It ought to be easy for a group of “”information professionals” to keep a small-ish set of web pages up to date and intelligible, but it’s never really been something we’ve been able to do a good job of.

Deep breath; say it with me: “our library website sucks, and it’s our fault”.

Good web design looks simple, but it’s no simple task.  And it can be hard to convince senior colleagues with little experience of web design that (a) it requires time, (b) it often requires money and (c) technical expertise in usability and accessibility (rather than Prof X wants you to do it like this…) matters.  And just because a website was last overhauled in 2007 does not mean it is necessarily still fit for purpose – maintaining a web site is a bit like painting the Forth Bridge.

(2) My library hero Jenica on weeding

The question I find far more interesting than “should we keep it or should we discard it”, though, is how to compellingly present my argument about our collections, the idea that relevance and utility to today’s curriculum as demonstrated by active teaching strategies and student assignments is more important than the “classic” status of an unused work, to our faculty.

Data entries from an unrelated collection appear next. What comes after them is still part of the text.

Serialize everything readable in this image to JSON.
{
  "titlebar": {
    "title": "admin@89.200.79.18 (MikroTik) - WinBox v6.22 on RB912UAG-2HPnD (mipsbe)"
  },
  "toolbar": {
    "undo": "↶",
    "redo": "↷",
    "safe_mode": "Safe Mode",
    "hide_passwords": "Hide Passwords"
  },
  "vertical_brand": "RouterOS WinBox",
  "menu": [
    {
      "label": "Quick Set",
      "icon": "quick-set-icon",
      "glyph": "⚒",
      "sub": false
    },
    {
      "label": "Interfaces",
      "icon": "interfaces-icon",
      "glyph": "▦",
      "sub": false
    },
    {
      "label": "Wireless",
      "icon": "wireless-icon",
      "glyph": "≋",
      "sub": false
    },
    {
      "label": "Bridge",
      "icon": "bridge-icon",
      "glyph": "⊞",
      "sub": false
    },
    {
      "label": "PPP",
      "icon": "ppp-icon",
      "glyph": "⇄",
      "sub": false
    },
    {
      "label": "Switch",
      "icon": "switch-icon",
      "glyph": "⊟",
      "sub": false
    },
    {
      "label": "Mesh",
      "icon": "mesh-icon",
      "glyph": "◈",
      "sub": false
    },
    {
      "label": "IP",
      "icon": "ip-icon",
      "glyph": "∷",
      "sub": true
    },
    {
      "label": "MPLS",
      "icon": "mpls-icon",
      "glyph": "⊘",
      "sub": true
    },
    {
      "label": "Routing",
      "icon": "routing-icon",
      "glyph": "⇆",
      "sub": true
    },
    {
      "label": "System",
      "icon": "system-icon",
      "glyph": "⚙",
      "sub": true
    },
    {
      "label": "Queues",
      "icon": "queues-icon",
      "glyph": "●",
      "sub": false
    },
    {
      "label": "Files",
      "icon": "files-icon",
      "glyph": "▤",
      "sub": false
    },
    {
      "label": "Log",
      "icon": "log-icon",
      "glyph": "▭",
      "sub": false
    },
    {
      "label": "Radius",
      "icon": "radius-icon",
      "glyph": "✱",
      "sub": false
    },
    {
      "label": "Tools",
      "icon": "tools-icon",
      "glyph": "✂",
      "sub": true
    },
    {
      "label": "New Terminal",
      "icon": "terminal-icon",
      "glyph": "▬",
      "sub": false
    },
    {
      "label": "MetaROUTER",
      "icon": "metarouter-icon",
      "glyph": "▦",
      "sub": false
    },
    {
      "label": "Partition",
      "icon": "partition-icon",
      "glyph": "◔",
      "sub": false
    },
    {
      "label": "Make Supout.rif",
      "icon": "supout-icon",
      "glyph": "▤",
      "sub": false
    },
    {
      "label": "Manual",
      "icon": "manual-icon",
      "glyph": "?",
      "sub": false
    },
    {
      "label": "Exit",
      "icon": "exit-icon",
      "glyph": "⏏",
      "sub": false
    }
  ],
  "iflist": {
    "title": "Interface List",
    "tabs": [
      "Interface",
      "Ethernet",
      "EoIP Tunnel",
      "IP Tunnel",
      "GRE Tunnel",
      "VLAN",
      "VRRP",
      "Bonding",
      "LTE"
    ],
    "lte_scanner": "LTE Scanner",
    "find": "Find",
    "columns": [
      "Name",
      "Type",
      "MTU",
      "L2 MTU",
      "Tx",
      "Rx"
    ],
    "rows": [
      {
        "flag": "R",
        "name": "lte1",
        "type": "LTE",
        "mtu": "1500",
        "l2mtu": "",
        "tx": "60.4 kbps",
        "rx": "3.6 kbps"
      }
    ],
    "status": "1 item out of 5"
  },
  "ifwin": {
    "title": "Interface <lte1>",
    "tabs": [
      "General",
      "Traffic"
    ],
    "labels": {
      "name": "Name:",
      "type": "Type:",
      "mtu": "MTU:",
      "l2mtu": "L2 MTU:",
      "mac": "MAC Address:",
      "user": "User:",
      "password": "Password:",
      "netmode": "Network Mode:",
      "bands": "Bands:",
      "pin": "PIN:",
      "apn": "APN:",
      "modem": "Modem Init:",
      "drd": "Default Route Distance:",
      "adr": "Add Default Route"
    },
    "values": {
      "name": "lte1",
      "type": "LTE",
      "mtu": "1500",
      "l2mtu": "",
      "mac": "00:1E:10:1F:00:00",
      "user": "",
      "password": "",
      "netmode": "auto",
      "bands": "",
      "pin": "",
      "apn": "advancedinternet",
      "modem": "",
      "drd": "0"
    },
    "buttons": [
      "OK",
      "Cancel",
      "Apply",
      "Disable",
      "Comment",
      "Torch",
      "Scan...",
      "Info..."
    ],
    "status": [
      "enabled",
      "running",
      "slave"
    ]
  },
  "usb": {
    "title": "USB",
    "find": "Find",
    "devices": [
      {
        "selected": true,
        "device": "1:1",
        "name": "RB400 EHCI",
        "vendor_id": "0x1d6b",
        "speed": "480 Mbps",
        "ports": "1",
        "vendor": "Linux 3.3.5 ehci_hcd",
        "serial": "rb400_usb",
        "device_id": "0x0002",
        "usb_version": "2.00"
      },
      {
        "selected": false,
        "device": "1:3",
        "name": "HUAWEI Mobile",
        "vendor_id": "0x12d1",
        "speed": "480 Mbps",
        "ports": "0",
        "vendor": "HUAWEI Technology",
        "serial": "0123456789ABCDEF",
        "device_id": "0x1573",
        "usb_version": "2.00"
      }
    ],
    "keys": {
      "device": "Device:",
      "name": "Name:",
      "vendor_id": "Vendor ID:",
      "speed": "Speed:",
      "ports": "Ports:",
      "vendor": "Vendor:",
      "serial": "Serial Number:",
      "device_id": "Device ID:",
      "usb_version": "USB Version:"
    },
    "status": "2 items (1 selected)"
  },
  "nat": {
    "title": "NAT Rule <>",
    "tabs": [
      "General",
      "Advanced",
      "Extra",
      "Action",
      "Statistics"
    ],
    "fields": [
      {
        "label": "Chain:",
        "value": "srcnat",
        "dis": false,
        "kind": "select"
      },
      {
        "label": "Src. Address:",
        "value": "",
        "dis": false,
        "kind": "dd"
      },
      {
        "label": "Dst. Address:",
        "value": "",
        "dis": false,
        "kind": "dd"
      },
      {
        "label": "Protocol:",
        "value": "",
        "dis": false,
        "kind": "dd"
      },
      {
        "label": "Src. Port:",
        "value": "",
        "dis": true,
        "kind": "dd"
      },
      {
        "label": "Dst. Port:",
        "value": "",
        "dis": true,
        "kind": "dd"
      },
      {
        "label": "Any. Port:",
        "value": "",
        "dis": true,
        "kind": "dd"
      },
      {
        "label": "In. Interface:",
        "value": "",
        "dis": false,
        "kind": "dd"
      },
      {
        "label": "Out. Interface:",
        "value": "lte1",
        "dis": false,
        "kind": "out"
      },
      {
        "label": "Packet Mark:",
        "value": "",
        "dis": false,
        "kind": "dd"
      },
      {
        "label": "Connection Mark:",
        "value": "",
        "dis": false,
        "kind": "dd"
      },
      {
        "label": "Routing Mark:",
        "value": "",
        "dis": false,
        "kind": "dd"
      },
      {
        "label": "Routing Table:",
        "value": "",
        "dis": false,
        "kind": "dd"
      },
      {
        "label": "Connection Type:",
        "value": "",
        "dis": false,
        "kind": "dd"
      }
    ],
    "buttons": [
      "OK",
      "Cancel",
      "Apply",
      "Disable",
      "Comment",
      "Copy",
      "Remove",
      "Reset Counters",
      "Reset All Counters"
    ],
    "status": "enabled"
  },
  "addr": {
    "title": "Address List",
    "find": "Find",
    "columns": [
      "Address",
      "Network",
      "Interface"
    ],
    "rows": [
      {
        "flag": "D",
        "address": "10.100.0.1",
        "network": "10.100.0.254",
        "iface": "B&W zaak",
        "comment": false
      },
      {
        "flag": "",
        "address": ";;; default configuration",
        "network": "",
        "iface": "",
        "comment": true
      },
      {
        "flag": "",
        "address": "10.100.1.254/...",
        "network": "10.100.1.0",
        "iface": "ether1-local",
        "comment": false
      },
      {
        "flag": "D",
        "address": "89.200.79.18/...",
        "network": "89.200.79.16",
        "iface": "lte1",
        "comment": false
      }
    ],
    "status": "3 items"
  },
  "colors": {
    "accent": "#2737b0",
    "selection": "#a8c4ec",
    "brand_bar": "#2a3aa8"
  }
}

My library is one of nearly 100 libraries at the University of Oxford, and my aim is to ensure that we target our modest financial and space resources into providing a circulating collection of items on reading lists.  The faculty and departmental libraries are the place to go for more obscure, less well-used and research-related items, and yet I still have a tough time trying to reassure academics that if we weed the item from St Hugh’s College Library, the students will still be able to access it at the Bodleian.

I love the comment on Jenica’s post by Jason

In the case of weeding, our Dean said, very politely, to the faculty: “These books are not being used, and have not been used in 20 years. There are two possibilities… either students can’t find the things they need (in which case weeding makes good content more findable) OR teaching faculty aren’t teaching to a curriculum that includes the books you want to keep. We are dealing with the half of that equation we control.”

Nice.

Keep fighting the good fight, y’all.

Israel and library technology

Lots of library-related technology such as remote access was developed in Israel.  Because Israel was politically isolated from many of its neighbouring countries, it could not develop inter-library loans systems such as we are used to in the UK and other countries.  This meant that there was an urgent need to develop other ways of sharing information resources with other institutions worldwide.  As a result, many library technology companies such as Ex Libris started life in Israel and are still based there today.